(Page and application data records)

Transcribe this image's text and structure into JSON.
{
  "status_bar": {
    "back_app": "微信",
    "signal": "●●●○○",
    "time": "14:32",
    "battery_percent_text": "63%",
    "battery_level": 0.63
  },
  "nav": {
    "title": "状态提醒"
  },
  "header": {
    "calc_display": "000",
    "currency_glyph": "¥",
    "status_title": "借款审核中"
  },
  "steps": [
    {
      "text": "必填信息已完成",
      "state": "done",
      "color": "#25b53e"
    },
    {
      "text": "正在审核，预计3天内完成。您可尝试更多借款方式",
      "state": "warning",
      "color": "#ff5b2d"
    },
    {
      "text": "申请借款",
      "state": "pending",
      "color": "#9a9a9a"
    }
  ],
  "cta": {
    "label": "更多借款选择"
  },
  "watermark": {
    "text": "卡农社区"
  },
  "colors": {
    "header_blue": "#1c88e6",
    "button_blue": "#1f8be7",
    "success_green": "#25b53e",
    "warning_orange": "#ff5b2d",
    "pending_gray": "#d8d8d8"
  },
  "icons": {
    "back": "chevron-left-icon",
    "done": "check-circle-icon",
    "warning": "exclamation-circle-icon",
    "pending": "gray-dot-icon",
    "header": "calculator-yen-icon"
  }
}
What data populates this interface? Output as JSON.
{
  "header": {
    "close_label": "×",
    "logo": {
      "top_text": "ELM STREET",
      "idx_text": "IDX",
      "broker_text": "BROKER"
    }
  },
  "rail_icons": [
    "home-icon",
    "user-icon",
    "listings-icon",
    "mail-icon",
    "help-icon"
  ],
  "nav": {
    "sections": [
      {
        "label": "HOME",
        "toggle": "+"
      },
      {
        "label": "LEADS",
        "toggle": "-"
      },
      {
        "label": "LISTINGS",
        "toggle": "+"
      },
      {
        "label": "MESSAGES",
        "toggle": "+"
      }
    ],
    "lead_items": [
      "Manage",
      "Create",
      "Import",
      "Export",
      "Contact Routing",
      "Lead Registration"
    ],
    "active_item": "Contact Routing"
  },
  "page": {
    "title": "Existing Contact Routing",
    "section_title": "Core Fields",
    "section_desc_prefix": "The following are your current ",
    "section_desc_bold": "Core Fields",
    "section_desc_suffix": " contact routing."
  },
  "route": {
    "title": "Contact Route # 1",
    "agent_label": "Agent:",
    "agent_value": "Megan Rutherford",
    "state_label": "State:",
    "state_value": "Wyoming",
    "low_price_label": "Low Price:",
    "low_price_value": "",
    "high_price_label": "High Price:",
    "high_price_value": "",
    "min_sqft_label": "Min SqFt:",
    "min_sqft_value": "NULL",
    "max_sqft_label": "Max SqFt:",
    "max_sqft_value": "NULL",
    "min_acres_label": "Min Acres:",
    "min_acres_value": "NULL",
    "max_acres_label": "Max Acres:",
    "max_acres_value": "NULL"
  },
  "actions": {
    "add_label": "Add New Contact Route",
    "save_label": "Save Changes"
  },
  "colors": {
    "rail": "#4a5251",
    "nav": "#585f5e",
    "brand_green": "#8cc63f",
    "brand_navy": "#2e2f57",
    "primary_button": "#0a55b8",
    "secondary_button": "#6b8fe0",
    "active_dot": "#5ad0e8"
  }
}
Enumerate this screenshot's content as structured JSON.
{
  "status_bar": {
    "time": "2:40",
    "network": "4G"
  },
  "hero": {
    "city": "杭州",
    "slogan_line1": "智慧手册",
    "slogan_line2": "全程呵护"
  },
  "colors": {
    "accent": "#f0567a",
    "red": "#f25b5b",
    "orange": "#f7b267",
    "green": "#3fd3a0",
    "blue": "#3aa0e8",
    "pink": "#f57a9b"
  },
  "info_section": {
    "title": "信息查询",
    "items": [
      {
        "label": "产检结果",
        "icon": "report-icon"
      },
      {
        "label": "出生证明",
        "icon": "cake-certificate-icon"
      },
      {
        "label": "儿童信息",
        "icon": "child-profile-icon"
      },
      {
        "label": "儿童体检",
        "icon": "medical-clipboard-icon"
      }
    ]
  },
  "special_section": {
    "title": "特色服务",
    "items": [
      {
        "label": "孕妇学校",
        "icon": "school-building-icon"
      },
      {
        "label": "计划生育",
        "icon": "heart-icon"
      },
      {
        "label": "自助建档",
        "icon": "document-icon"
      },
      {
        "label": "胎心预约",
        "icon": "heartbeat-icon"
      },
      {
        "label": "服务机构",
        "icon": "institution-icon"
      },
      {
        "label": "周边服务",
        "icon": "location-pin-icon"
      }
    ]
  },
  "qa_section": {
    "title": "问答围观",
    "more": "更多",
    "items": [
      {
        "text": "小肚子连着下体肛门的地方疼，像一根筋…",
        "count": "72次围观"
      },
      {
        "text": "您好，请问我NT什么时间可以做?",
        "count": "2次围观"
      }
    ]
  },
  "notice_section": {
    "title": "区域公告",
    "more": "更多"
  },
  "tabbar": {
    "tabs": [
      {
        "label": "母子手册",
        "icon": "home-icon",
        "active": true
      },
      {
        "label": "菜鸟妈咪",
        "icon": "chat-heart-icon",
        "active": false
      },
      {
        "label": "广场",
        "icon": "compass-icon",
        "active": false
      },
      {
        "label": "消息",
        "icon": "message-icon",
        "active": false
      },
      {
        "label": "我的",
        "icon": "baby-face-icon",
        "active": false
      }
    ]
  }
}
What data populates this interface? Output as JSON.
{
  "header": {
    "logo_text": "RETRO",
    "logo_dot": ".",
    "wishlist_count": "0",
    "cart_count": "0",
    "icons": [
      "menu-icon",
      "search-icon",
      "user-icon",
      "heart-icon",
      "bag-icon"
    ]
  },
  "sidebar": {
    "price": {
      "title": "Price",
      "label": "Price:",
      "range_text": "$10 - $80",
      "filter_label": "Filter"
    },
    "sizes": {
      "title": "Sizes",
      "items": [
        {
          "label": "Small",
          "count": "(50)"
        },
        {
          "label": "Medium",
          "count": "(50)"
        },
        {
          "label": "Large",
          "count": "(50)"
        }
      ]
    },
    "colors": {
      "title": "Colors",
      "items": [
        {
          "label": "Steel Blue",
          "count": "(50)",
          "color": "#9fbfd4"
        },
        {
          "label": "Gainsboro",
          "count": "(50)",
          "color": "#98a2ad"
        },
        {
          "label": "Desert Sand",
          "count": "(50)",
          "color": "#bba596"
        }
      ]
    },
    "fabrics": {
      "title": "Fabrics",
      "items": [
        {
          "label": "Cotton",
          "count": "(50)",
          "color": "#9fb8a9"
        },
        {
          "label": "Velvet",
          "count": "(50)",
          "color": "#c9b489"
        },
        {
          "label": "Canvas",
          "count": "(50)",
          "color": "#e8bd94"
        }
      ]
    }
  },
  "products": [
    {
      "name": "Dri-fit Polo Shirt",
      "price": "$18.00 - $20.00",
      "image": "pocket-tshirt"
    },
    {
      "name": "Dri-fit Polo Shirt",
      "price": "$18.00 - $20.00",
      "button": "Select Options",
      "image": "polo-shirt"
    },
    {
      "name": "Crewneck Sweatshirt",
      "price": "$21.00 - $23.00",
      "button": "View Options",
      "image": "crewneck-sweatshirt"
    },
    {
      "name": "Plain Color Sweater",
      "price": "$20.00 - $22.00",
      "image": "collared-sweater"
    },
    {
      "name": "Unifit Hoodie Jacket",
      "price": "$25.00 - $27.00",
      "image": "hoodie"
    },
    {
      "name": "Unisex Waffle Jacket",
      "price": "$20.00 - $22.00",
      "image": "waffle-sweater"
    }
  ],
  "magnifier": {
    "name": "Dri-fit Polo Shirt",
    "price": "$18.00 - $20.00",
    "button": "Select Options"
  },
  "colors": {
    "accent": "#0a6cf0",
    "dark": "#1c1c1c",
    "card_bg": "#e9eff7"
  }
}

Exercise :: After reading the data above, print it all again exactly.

Output for this task ::
Transcribe this image's text and structure into JSON.
{
  "status_bar": {
    "back_app": "微信",
    "signal": "●●●○○",
    "time": "14:32",
    "battery_percent_text": "63%",
    "battery_level": 0.63
  },
  "nav": {
    "title": "状态提醒"
  },
  "header": {
    "calc_display": "000",
    "currency_glyph": "¥",
    "status_title": "借款审核中"
  },
  "steps": [
    {
      "text": "必填信息已完成",
      "state": "done",
      "color": "#25b53e"
    },
    {
      "text": "正在审核，预计3天内完成。您可尝试更多借款方式",
      "state": "warning",
      "color": "#ff5b2d"
    },
    {
      "text": "申请借款",
      "state": "pending",
      "color": "#9a9a9a"
    }
  ],
  "cta": {
    "label": "更多借款选择"
  },
  "watermark": {
    "text": "卡农社区"
  },
  "colors": {
    "header_blue": "#1c88e6",
    "button_blue": "#1f8be7",
    "success_green": "#25b53e",
    "warning_orange": "#ff5b2d",
    "pending_gray": "#d8d8d8"
  },
  "icons": {
    "back": "chevron-left-icon",
    "done": "check-circle-icon",
    "warning": "exclamation-circle-icon",
    "pending": "gray-dot-icon",
    "header": "calculator-yen-icon"
  }
}
What data populates this interface? Output as JSON.
{
  "header": {
    "close_label": "×",
    "logo": {
      "top_text": "ELM STREET",
      "idx_text": "IDX",
      "broker_text": "BROKER"
    }
  },
  "rail_icons": [
    "home-icon",
    "user-icon",
    "listings-icon",
    "mail-icon",
    "help-icon"
  ],
  "nav": {
    "sections": [
      {
        "label": "HOME",
        "toggle": "+"
      },
      {
        "label": "LEADS",
        "toggle": "-"
      },
      {
        "label": "LISTINGS",
        "toggle": "+"
      },
      {
        "label": "MESSAGES",
        "toggle": "+"
      }
    ],
    "lead_items": [
      "Manage",
      "Create",
      "Import",
      "Export",
      "Contact Routing",
      "Lead Registration"
    ],
    "active_item": "Contact Routing"
  },
  "page": {
    "title": "Existing Contact Routing",
    "section_title": "Core Fields",
    "section_desc_prefix": "The following are your current ",
    "section_desc_bold": "Core Fields",
    "section_desc_suffix": " contact routing."
  },
  "route": {
    "title": "Contact Route # 1",
    "agent_label": "Agent:",
    "agent_value": "Megan Rutherford",
    "state_label": "State:",
    "state_value": "Wyoming",
    "low_price_label": "Low Price:",
    "low_price_value": "",
    "high_price_label": "High Price:",
    "high_price_value": "",
    "min_sqft_label": "Min SqFt:",
    "min_sqft_value": "NULL",
    "max_sqft_label": "Max SqFt:",
    "max_sqft_value": "NULL",
    "min_acres_label": "Min Acres:",
    "min_acres_value": "NULL",
    "max_acres_label": "Max Acres:",
    "max_acres_value": "NULL"
  },
  "actions": {
    "add_label": "Add New Contact Route",
    "save_label": "Save Changes"
  },
  "colors": {
    "rail": "#4a5251",
    "nav": "#585f5e",
    "brand_green": "#8cc63f",
    "brand_navy": "#2e2f57",
    "primary_button": "#0a55b8",
    "secondary_button": "#6b8fe0",
    "active_dot": "#5ad0e8"
  }
}
Enumerate this screenshot's content as structured JSON.
{
  "status_bar": {
    "time": "2:40",
    "network": "4G"
  },
  "hero": {
    "city": "杭州",
    "slogan_line1": "智慧手册",
    "slogan_line2": "全程呵护"
  },
  "colors": {
    "accent": "#f0567a",
    "red": "#f25b5b",
    "orange": "#f7b267",
    "green": "#3fd3a0",
    "blue": "#3aa0e8",
    "pink": "#f57a9b"
  },
  "info_section": {
    "title": "信息查询",
    "items": [
      {
        "label": "产检结果",
        "icon": "report-icon"
      },
      {
        "label": "出生证明",
        "icon": "cake-certificate-icon"
      },
      {
        "label": "儿童信息",
        "icon": "child-profile-icon"
      },
      {
        "label": "儿童体检",
        "icon": "medical-clipboard-icon"
      }
    ]
  },
  "special_section": {
    "title": "特色服务",
    "items": [
      {
        "label": "孕妇学校",
        "icon": "school-building-icon"
      },
      {
        "label": "计划生育",
        "icon": "heart-icon"
      },
      {
        "label": "自助建档",
        "icon": "document-icon"
      },
      {
        "label": "胎心预约",
        "icon": "heartbeat-icon"
      },
      {
        "label": "服务机构",
        "icon": "institution-icon"
      },
      {
        "label": "周边服务",
        "icon": "location-pin-icon"
      }
    ]
  },
  "qa_section": {
    "title": "问答围观",
    "more": "更多",
    "items": [
      {
        "text": "小肚子连着下体肛门的地方疼，像一根筋…",
        "count": "72次围观"
      },
      {
        "text": "您好，请问我NT什么时间可以做?",
        "count": "2次围观"
      }
    ]
  },
  "notice_section": {
    "title": "区域公告",
    "more": "更多"
  },
  "tabbar": {
    "tabs": [
      {
        "label": "母子手册",
        "icon": "home-icon",
        "active": true
      },
      {
        "label": "菜鸟妈咪",
        "icon": "chat-heart-icon",
        "active": false
      },
      {
        "label": "广场",
        "icon": "compass-icon",
        "active": false
      },
      {
        "label": "消息",
        "icon": "message-icon",
        "active": false
      },
      {
        "label": "我的",
        "icon": "baby-face-icon",
        "active": false
      }
    ]
  }
}
What data populates this interface? Output as JSON.
{
  "header": {
    "logo_text": "RETRO",
    "logo_dot": ".",
    "wishlist_count": "0",
    "cart_count": "0",
    "icons": [
      "menu-icon",
      "search-icon",
      "user-icon",
      "heart-icon",
      "bag-icon"
    ]
  },
  "sidebar": {
    "price": {
      "title": "Price",
      "label": "Price:",
      "range_text": "$10 - $80",
      "filter_label": "Filter"
    },
    "sizes": {
      "title": "Sizes",
      "items": [
        {
          "label": "Small",
          "count": "(50)"
        },
        {
          "label": "Medium",
          "count": "(50)"
        },
        {
          "label": "Large",
          "count": "(50)"
        }
      ]
    },
    "colors": {
      "title": "Colors",
      "items": [
        {
          "label": "Steel Blue",
          "count": "(50)",
          "color": "#9fbfd4"
        },
        {
          "label": "Gainsboro",
          "count": "(50)",
          "color": "#98a2ad"
        },
        {
          "label": "Desert Sand",
          "count": "(50)",
          "color": "#bba596"
        }
      ]
    },
    "fabrics": {
      "title": "Fabrics",
      "items": [
        {
          "label": "Cotton",
          "count": "(50)",
          "color": "#9fb8a9"
        },
        {
          "label": "Velvet",
          "count": "(50)",
          "color": "#c9b489"
        },
        {
          "label": "Canvas",
          "count": "(50)",
          "color": "#e8bd94"
        }
      ]
    }
  },
  "products": [
    {
      "name": "Dri-fit Polo Shirt",
      "price": "$18.00 - $20.00",
      "image": "pocket-tshirt"
    },
    {
      "name": "Dri-fit Polo Shirt",
      "price": "$18.00 - $20.00",
      "button": "Select Options",
      "image": "polo-shirt"
    },
    {
      "name": "Crewneck Sweatshirt",
      "price": "$21.00 - $23.00",
      "button": "View Options",
      "image": "crewneck-sweatshirt"
    },
    {
      "name": "Plain Color Sweater",
      "price": "$20.00 - $22.00",
      "image": "collared-sweater"
    },
    {
      "name": "Unifit Hoodie Jacket",
      "price": "$25.00 - $27.00",
      "image": "hoodie"
    },
    {
      "name": "Unisex Waffle Jacket",
      "price": "$20.00 - $22.00",
      "image": "waffle-sweater"
    }
  ],
  "magnifier": {
    "name": "Dri-fit Polo Shirt",
    "price": "$18.00 - $20.00",
    "button": "Select Options"
  },
  "colors": {
    "accent": "#0a6cf0",
    "dark": "#1c1c1c",
    "card_bg": "#e9eff7"
  }
}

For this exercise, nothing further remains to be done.